Although I knew that property investment would cost more than the initial price tag, I wasn’t ready for just how much more it would cost me upfront.  

The only payment I had prepared for was the down payment (which was 10% of the property price). So, I was caught off guard when I learnt that there were other fees I had to pay for when making the property purchase. These include the sales and purchase agreement fee, legal fees, stamp duty, and valuation fees which added up to quite a lot! 

I had to withdraw all my savings to pay for these and had no emergency fund or safety net for months.  

And the payments didn’t stop there.  

Once I received the keys to my unit, I had to start paying the maintenance fee, quit rent (known as cukai tanah in Malay), assessment rates (cukai pintu) and utility bills.  

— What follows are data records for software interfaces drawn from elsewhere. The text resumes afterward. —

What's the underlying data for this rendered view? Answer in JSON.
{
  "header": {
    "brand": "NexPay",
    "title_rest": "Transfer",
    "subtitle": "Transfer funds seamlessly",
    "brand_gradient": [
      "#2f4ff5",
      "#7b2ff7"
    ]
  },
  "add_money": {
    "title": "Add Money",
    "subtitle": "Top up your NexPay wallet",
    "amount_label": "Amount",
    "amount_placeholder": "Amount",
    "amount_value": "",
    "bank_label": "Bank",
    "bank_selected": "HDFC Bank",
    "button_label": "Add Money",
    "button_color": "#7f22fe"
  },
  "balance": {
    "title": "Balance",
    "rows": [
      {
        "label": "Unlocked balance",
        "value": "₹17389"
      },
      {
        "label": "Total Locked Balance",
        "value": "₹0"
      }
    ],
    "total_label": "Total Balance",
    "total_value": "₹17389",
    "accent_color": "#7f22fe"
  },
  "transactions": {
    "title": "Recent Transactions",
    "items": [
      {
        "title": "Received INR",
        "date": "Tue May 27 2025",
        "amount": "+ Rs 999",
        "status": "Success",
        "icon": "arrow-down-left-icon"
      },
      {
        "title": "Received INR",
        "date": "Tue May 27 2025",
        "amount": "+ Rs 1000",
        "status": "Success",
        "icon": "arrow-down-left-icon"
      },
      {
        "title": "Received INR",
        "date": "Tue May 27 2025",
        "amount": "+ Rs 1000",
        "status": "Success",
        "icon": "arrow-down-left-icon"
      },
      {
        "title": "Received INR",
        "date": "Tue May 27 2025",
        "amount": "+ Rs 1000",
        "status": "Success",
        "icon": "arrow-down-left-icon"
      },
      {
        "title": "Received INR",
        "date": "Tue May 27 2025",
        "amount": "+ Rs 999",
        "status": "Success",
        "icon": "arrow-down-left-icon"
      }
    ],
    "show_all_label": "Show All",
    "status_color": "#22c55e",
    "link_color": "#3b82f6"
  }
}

Of course, I had no clue that the utility fees for commercial properties cost more than non-commercial ones. As my property falls under commercial development, my electricity bill cost double that of a regular residence. 

Also, as my unit was empty, I had to spend money renovating and furnishing the unit to make it rental ready.  

Luckily, there were a few years between purchasing my unit and receiving the keys to the completed unit and this gave me some time to recoup my savings.  

Lessons learnt 

Looking back, I jumped at the prospect of property investment too quickly, without thinking of the long-term implications on my wealth.  

I am still paying for this property and will be financially tied down for the next 30 years.  

While investing in property remains a highly sought-after strategy to growing wealth because of its high return on investment, finding the right property is crucial.  

Preparation is the name of the game, especially with such a big purchase like this. And, as this is going to be a long-term plan, take your time and don’t rush into it. With that, I hope your journey into the property market would be better than mine.